The United States was the traditional powerhouse in the double sculls and, despite the retirement of Paul Costello, who helped his nation win three consecutive Olympic titles in the event, was still considered the favorite. The men who replaced Costello, Garrett Gilmore and Ken Myers, were former Olympic medalists: Gilmore had been the runner-up in the single sculls in 1924, while Myers had taken silver in the coxed fours and the single sculls in 1920 and 1928 respectively. They would not, however, go unchallenged. In addition to Canada, typically the Americans’ greatest opponent, Germany had the strong duo of Gerhard Boetzelen and Herbert Buhtz, the latter of whom missed an almost certain medal in the single sculls due to illness.

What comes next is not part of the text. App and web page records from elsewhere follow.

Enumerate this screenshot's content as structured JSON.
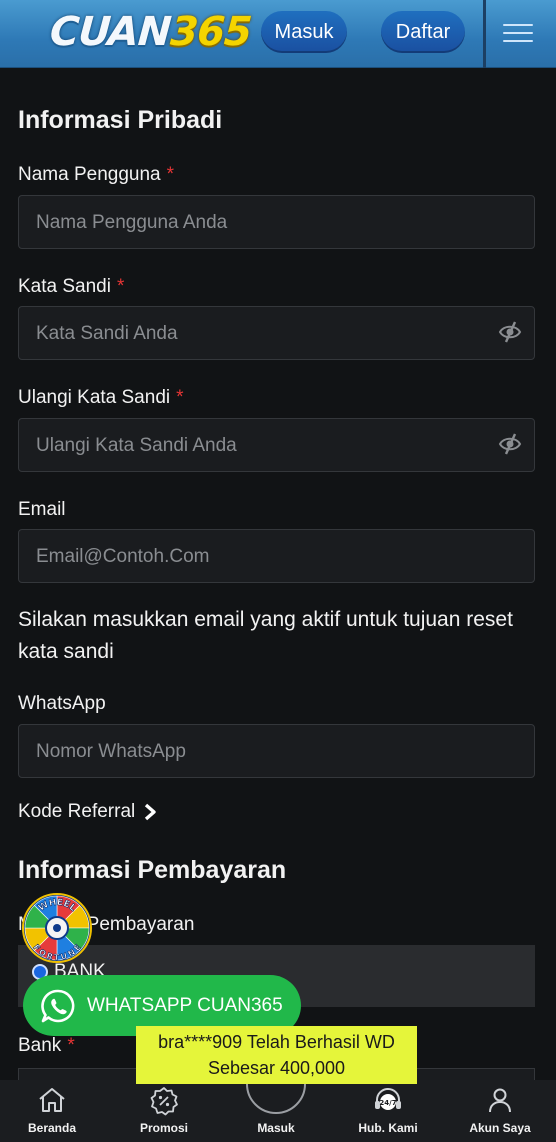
{
  "header": {
    "logo_part1": "CUAN",
    "logo_part2": "365",
    "login_label": "Masuk",
    "register_label": "Daftar"
  },
  "form": {
    "personal_title": "Informasi Pribadi",
    "username": {
      "label": "Nama Pengguna",
      "required": "*",
      "placeholder": "Nama Pengguna Anda"
    },
    "password": {
      "label": "Kata Sandi",
      "required": "*",
      "placeholder": "Kata Sandi Anda"
    },
    "confirm_password": {
      "label": "Ulangi Kata Sandi",
      "required": "*",
      "placeholder": "Ulangi Kata Sandi Anda"
    },
    "email": {
      "label": "Email",
      "placeholder": "Email@Contoh.Com"
    },
    "email_note": "Silakan masukkan email yang aktif untuk tujuan reset kata sandi",
    "whatsapp": {
      "label": "WhatsApp",
      "placeholder": "Nomor WhatsApp"
    },
    "referral_label": "Kode Referral",
    "payment_title": "Informasi Pembayaran",
    "payment_method_label": "Metode Pembayaran",
    "payment_option": "BANK",
    "bank": {
      "label": "Bank",
      "required": "*"
    }
  },
  "floating": {
    "whatsapp_button": "WHATSAPP CUAN365",
    "toast_line1": "bra****909 Telah Berhasil WD",
    "toast_line2": "Sebesar 400,000",
    "wheel_text": "WHEEL OF FORTUNE"
  },
  "bottom_nav": [
    {
      "label": "Beranda",
      "icon": "home-icon"
    },
    {
      "label": "Promosi",
      "icon": "promo-icon"
    },
    {
      "label": "Masuk",
      "icon": "login-icon"
    },
    {
      "label": "Hub. Kami",
      "icon": "support-24-7-icon"
    },
    {
      "label": "Akun Saya",
      "icon": "user-icon"
    }
  ],
  "colors": {
    "background": "#111315",
    "header": "#3a8ac4",
    "button": "#1a5aa8",
    "required": "#e53535",
    "whatsapp": "#21b84a",
    "toast": "#e5f53a"
  }
}
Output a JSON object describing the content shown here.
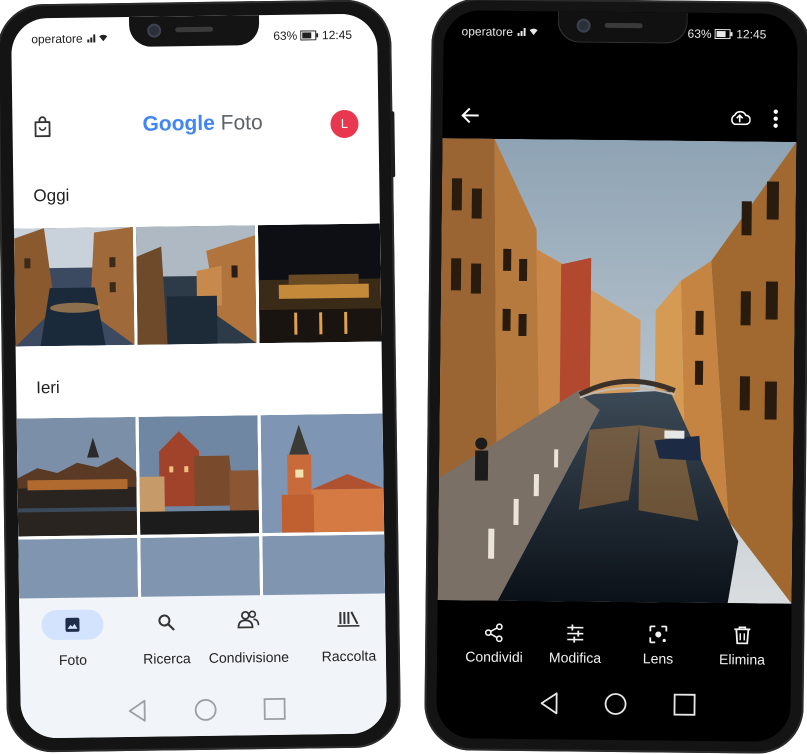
{
  "left_phone": {
    "status": {
      "carrier": "operatore",
      "battery": "63%",
      "time": "12:45"
    },
    "header": {
      "logo_google": "Google",
      "logo_foto": "Foto",
      "avatar_letter": "L"
    },
    "sections": [
      {
        "title": "Oggi"
      },
      {
        "title": "Ieri"
      }
    ],
    "bottom_nav": [
      {
        "label": "Foto",
        "icon": "photo-icon"
      },
      {
        "label": "Ricerca",
        "icon": "search-icon"
      },
      {
        "label": "Condivisione",
        "icon": "people-icon"
      },
      {
        "label": "Raccolta",
        "icon": "library-icon"
      }
    ],
    "system_nav": [
      "back-icon",
      "home-icon",
      "recents-icon"
    ],
    "colors": {
      "accent": "#1a73e8",
      "avatar": "#e8384f",
      "active_pill": "#d3e3fd"
    }
  },
  "right_phone": {
    "status": {
      "carrier": "operatore",
      "battery": "63%",
      "time": "12:45"
    },
    "top_bar": {
      "back": "arrow-back-icon",
      "backup": "cloud-upload-icon",
      "more": "more-vert-icon"
    },
    "actions": [
      {
        "label": "Condividi",
        "icon": "share-icon"
      },
      {
        "label": "Modifica",
        "icon": "tune-icon"
      },
      {
        "label": "Lens",
        "icon": "lens-icon"
      },
      {
        "label": "Elimina",
        "icon": "trash-icon"
      }
    ],
    "system_nav": [
      "back-icon",
      "home-icon",
      "recents-icon"
    ]
  }
}
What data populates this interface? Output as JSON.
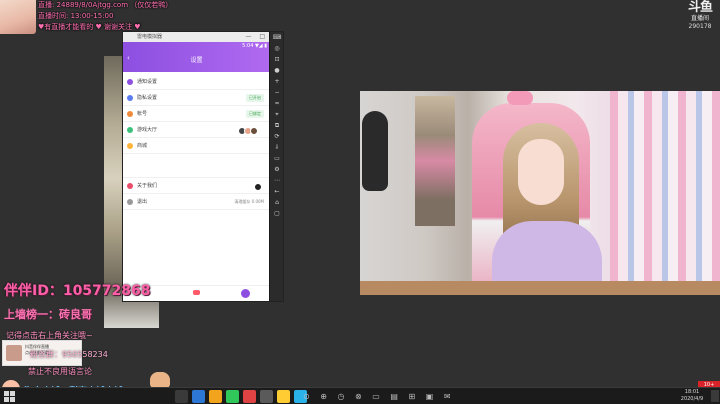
{
  "overlay_top": {
    "line1": "直播: 24889/8/0Ajtgg.com （仅仅若鸭）",
    "line2": "直播时间: 13:00-15:00",
    "line3": "♥有直播才能看的 ♥ 谢谢关注 ♥"
  },
  "logo": {
    "mark": "斗鱼",
    "name": "直播间",
    "room": "290178"
  },
  "emulator": {
    "title": "雷电模拟器",
    "controls": "— □ ✕",
    "phone_status": "5:04 ▼◢ ▮",
    "phone_title": "设置",
    "back": "‹",
    "rows": [
      {
        "label": "通知设置",
        "right": "",
        "color": "#8c4fe0"
      },
      {
        "label": "隐私设置",
        "right": "已开启",
        "color": "#5b7cf0"
      },
      {
        "label": "帐号",
        "right": "已绑定",
        "color": "#f08a3c"
      },
      {
        "label": "游戏大厅",
        "right": "",
        "color": "#3cc07a"
      },
      {
        "label": "商城",
        "right": "",
        "color": "#ffb53c"
      },
      {
        "label": "",
        "right": "",
        "color": "#ffffff"
      },
      {
        "label": "关于我们",
        "right": "",
        "color": "#e84d6b"
      },
      {
        "label": "退出",
        "right": "清理缓存 0.00M",
        "color": "#999999"
      }
    ],
    "side_icons": [
      "keyboard-icon",
      "gamepad-icon",
      "screenshot-icon",
      "record-icon",
      "volume-up-icon",
      "volume-down-icon",
      "shake-icon",
      "location-icon",
      "multi-icon",
      "sync-icon",
      "install-icon",
      "folder-icon",
      "settings-icon",
      "more-icon",
      "back-icon",
      "home-icon",
      "recent-icon"
    ],
    "side_glyphs": [
      "⌨",
      "◎",
      "⊡",
      "●",
      "+",
      "−",
      "≈",
      "⌖",
      "⧉",
      "⟳",
      "⇩",
      "▭",
      "⚙",
      "⋯",
      "←",
      "⌂",
      "▢"
    ]
  },
  "overlay_bottom": {
    "peiban": "伴伴ID：105772868",
    "shangqiang": "上墙榜一：砖良哥",
    "remember": "记得点击右上角关注哦~",
    "qq": "粉丝群：950558234",
    "rule": "禁止不良用语言论",
    "popup_title": "抖音伴伴直播",
    "popup_sub": "点击立即下载",
    "taobao": "淘宝店铺：甜蜜小铺小铺"
  },
  "taskbar": {
    "tray": "⊙ ⊕ ◷ ⊗ ▭ ▤ ⊞ ▣ ✉",
    "time": "18:01",
    "date": "2020/4/9",
    "badge": "10+",
    "app_colors": [
      "#3a3a3a",
      "#2d77d6",
      "#f2a51c",
      "#30c85a",
      "#e04343",
      "#5a5a5a",
      "#ffcc33",
      "#2ab3e8"
    ]
  }
}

In the opening round, the Germans and the Americans had the misfortune of being paired together, but the United States managed to emerge victorious by nearly seven seconds, confirming their dominance in the event. The Canadians easily dispatched Italy and Brazil in their heat, while the Germans eliminated the latter nation in the repêchage. The final was almost no contest: the Americans finished over five seconds before of the Germans, who in turn were almost five seconds ahead of the Canadians; Italy, over 20 seconds slower than Canada, was never a factor. Thus the United States continued its undefeated streak in the event, while Germany and Canada settled for silver and bronze respectively.